> [Task data]
· · · ·
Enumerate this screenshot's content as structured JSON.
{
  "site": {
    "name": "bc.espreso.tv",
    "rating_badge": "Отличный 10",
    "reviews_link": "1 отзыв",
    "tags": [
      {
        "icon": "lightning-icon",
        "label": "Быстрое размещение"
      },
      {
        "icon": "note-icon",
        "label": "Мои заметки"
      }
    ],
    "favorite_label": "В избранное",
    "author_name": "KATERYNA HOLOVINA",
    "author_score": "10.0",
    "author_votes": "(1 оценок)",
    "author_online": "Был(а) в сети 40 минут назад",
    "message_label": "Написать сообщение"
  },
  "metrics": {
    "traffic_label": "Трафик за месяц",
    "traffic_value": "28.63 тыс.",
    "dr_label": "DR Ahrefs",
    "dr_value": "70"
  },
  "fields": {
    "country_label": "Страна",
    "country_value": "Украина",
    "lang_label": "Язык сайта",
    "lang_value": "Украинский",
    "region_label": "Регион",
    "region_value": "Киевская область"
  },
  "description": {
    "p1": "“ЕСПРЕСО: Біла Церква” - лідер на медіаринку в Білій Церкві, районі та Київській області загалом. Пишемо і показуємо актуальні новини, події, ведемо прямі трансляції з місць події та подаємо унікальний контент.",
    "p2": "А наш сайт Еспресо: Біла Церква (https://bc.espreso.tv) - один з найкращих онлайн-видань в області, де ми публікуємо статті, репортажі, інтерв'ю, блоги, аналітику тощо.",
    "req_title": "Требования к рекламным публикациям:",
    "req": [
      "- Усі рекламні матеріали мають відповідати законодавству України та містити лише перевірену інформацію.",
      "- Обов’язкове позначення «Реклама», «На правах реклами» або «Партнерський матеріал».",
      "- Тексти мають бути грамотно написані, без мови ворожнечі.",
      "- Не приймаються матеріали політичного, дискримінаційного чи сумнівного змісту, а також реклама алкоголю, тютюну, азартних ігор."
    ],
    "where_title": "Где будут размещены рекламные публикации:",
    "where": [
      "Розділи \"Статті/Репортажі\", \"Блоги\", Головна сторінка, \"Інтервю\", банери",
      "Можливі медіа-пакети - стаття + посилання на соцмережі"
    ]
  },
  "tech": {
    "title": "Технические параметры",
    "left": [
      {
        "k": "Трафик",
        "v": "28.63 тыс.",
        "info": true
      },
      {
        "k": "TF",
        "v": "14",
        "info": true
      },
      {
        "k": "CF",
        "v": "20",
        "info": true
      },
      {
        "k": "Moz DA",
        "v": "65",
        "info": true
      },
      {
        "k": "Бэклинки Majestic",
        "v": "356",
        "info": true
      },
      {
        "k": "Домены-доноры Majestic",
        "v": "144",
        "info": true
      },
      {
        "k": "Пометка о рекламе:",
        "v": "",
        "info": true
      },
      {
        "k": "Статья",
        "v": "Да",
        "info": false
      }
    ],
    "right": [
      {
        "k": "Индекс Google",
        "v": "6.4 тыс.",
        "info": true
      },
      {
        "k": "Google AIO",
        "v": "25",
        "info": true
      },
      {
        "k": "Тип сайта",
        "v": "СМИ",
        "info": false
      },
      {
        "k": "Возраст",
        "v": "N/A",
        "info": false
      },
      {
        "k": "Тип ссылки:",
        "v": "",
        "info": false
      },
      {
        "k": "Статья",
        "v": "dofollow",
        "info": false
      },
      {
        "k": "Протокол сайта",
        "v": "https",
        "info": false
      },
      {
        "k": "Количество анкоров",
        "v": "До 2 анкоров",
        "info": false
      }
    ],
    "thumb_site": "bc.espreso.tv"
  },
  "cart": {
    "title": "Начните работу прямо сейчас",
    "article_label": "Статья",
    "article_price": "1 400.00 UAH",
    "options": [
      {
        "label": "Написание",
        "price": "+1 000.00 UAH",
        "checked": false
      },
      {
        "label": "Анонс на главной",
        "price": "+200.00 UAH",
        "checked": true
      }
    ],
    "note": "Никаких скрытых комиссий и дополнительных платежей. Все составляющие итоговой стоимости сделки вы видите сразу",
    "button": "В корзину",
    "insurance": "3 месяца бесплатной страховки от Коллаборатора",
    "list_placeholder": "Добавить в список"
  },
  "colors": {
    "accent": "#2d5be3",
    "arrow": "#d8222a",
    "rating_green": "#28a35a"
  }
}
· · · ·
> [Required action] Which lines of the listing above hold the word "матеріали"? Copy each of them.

> [Final answer]
      "- Усі рекламні матеріали мають відповідати законодавству України та містити лише перевірену інформацію.",
      "- Не приймаються матеріали політичного, дискримінаційного чи сумнівного змісту, а також реклама алкоголю, тютюну, азартних ігор."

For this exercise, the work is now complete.